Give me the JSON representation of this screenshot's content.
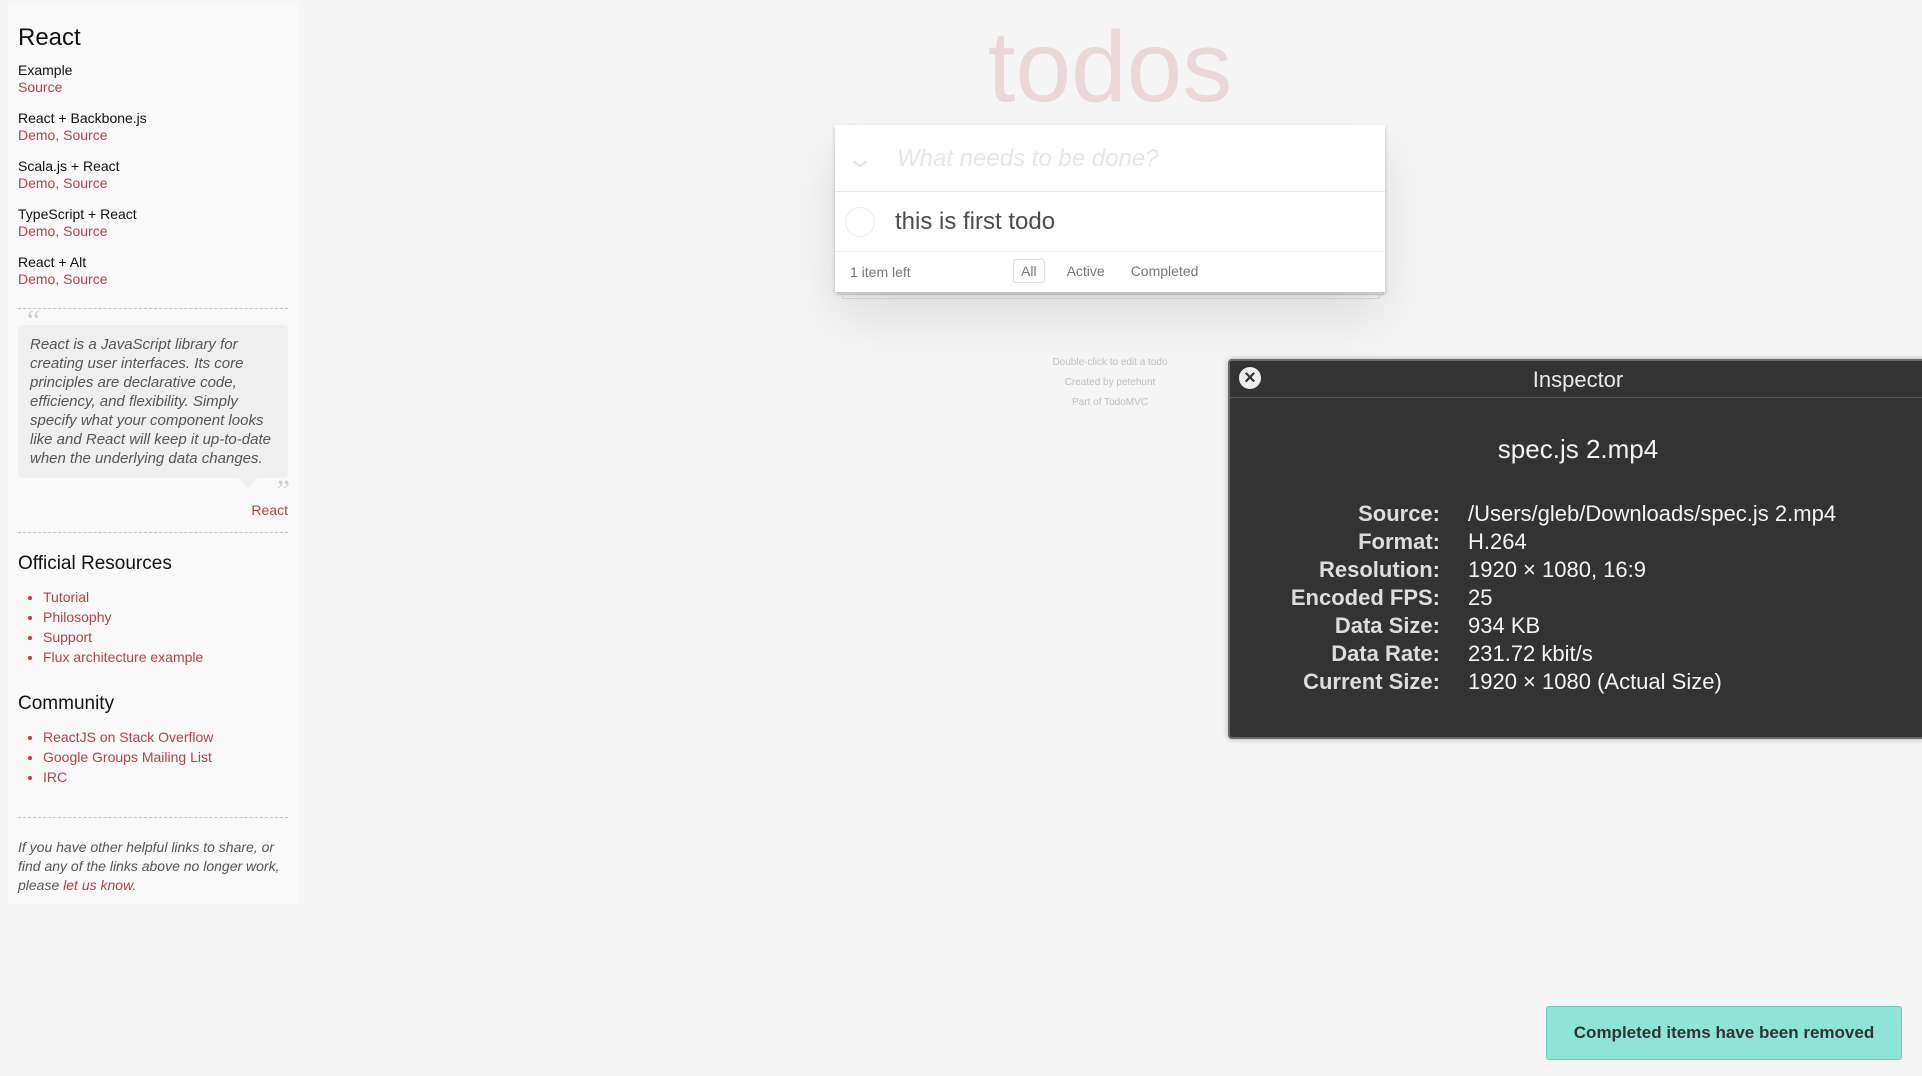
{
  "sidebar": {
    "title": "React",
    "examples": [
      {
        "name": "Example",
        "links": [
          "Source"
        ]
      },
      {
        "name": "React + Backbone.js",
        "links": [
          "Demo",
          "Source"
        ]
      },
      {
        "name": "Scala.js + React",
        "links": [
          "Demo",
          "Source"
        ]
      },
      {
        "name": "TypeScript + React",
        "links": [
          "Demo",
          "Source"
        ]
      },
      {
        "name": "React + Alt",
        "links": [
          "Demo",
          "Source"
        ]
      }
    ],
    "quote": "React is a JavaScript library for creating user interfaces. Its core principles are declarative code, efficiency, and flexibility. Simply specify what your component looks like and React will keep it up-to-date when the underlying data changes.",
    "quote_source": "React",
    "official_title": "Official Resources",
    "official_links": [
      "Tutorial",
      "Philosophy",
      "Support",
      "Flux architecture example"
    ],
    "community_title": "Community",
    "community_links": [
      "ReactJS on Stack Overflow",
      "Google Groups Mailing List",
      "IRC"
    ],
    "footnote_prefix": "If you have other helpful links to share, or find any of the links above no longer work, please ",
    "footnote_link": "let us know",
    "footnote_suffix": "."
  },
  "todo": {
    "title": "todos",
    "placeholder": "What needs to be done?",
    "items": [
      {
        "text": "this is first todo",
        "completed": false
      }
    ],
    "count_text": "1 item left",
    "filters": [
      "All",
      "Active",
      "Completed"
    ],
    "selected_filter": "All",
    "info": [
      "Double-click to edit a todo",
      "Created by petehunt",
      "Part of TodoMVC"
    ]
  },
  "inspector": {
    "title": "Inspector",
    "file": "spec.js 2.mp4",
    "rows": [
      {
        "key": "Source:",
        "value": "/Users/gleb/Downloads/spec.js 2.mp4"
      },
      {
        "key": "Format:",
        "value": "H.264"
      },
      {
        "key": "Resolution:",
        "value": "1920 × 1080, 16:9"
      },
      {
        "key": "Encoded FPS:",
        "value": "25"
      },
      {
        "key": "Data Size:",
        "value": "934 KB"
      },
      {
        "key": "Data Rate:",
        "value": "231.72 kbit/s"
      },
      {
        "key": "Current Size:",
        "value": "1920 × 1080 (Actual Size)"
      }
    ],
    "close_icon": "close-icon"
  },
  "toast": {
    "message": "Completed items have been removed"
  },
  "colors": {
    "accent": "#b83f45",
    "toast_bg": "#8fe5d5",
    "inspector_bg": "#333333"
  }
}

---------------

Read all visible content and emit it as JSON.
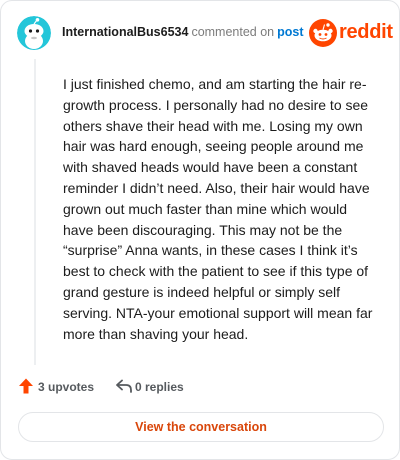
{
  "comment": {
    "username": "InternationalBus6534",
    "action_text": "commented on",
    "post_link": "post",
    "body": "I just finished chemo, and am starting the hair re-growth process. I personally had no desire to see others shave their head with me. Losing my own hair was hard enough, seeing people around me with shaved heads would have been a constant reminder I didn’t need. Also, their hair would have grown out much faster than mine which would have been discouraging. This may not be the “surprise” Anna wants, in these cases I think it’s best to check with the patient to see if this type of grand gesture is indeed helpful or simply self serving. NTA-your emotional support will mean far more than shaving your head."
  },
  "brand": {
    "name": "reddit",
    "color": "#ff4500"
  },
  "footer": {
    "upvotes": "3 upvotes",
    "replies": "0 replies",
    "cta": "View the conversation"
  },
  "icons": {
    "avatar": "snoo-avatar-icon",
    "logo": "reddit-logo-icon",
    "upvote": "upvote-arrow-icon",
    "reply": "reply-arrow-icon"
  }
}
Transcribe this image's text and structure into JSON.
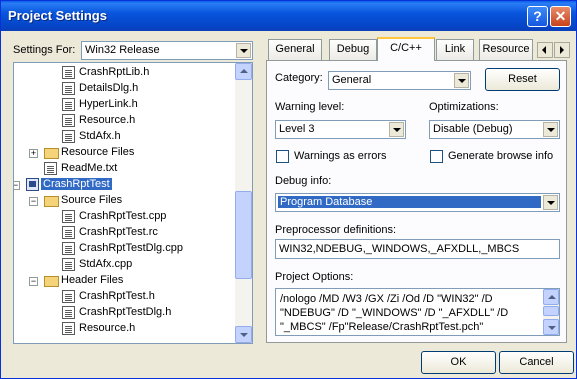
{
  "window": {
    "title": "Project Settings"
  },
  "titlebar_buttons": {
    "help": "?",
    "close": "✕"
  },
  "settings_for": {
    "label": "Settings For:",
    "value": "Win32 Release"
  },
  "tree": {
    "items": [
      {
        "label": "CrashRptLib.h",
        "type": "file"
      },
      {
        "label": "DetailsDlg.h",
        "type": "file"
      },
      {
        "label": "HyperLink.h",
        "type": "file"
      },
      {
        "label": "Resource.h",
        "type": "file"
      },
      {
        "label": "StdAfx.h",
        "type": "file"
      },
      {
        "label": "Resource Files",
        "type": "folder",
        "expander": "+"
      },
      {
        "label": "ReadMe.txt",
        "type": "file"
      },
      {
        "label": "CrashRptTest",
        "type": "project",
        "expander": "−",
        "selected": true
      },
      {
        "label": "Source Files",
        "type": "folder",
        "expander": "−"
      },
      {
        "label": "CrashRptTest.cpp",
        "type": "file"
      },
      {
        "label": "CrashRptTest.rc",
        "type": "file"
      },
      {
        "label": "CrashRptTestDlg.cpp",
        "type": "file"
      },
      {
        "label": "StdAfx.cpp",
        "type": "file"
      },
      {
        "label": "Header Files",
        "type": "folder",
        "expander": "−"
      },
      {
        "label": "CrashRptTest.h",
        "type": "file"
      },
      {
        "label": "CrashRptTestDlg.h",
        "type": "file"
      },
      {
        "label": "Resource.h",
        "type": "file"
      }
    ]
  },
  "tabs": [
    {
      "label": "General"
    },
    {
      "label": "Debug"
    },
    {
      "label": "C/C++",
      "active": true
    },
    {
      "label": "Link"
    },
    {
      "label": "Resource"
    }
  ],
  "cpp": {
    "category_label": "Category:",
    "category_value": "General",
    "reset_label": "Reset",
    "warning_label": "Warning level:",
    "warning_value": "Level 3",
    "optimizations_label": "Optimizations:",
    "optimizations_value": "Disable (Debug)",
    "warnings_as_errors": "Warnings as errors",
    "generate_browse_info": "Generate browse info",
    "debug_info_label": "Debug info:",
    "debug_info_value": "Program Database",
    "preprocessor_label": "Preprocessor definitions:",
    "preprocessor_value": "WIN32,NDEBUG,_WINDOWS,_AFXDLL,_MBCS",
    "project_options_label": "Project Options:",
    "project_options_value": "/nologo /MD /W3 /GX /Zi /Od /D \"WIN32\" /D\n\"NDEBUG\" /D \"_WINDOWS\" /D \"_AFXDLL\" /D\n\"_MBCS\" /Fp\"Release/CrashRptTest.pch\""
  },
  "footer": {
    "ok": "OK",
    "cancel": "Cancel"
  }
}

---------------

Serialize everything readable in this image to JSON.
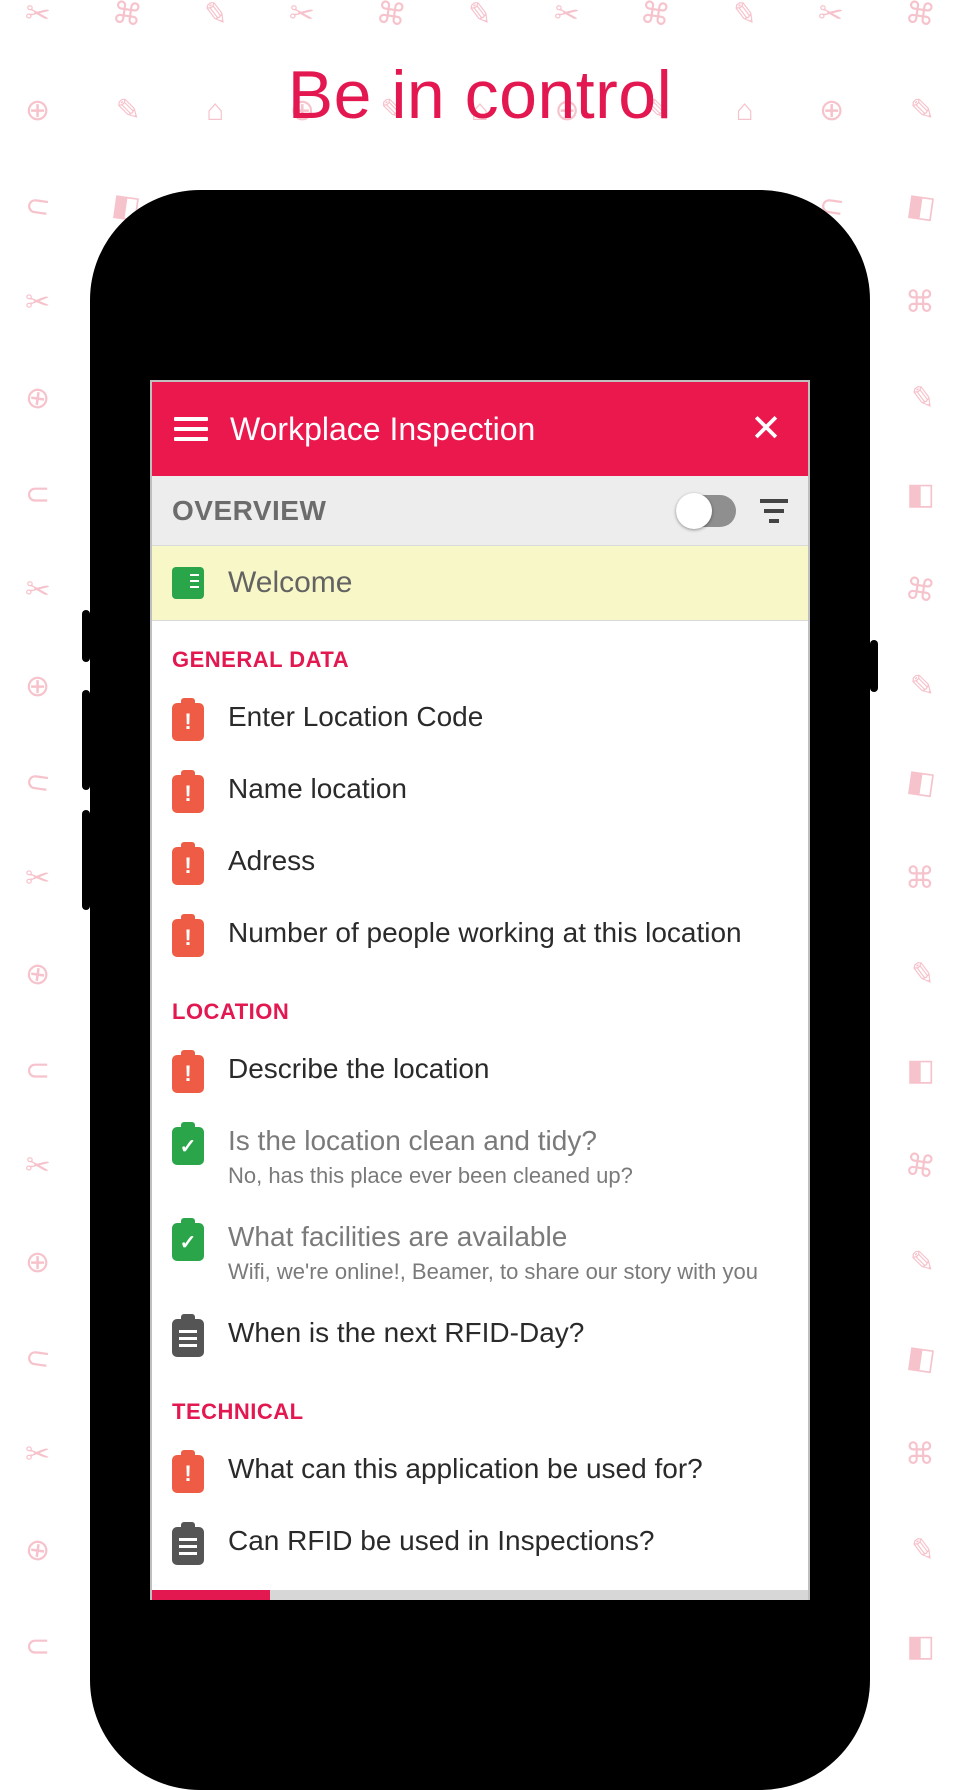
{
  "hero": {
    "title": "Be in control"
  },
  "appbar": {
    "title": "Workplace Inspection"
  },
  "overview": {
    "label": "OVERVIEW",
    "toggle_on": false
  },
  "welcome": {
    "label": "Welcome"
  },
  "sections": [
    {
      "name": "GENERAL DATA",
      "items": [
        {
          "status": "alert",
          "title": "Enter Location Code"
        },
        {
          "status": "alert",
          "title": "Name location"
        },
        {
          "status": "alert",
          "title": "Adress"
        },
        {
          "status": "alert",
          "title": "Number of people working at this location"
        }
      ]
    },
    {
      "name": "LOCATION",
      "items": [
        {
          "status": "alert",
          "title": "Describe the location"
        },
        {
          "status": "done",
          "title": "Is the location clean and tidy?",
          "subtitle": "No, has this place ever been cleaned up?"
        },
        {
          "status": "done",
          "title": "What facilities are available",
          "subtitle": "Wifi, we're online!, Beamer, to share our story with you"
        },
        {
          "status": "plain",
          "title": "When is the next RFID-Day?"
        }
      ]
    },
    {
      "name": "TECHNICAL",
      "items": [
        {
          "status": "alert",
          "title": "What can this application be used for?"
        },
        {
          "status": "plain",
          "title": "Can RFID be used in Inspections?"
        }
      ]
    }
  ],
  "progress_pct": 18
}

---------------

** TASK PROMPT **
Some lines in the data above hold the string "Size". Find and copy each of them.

** WORKED SOLUTION **
        "key": "Data Size:",
        "key": "Current Size:",
        "value": "1920 × 1080 (Actual Size)"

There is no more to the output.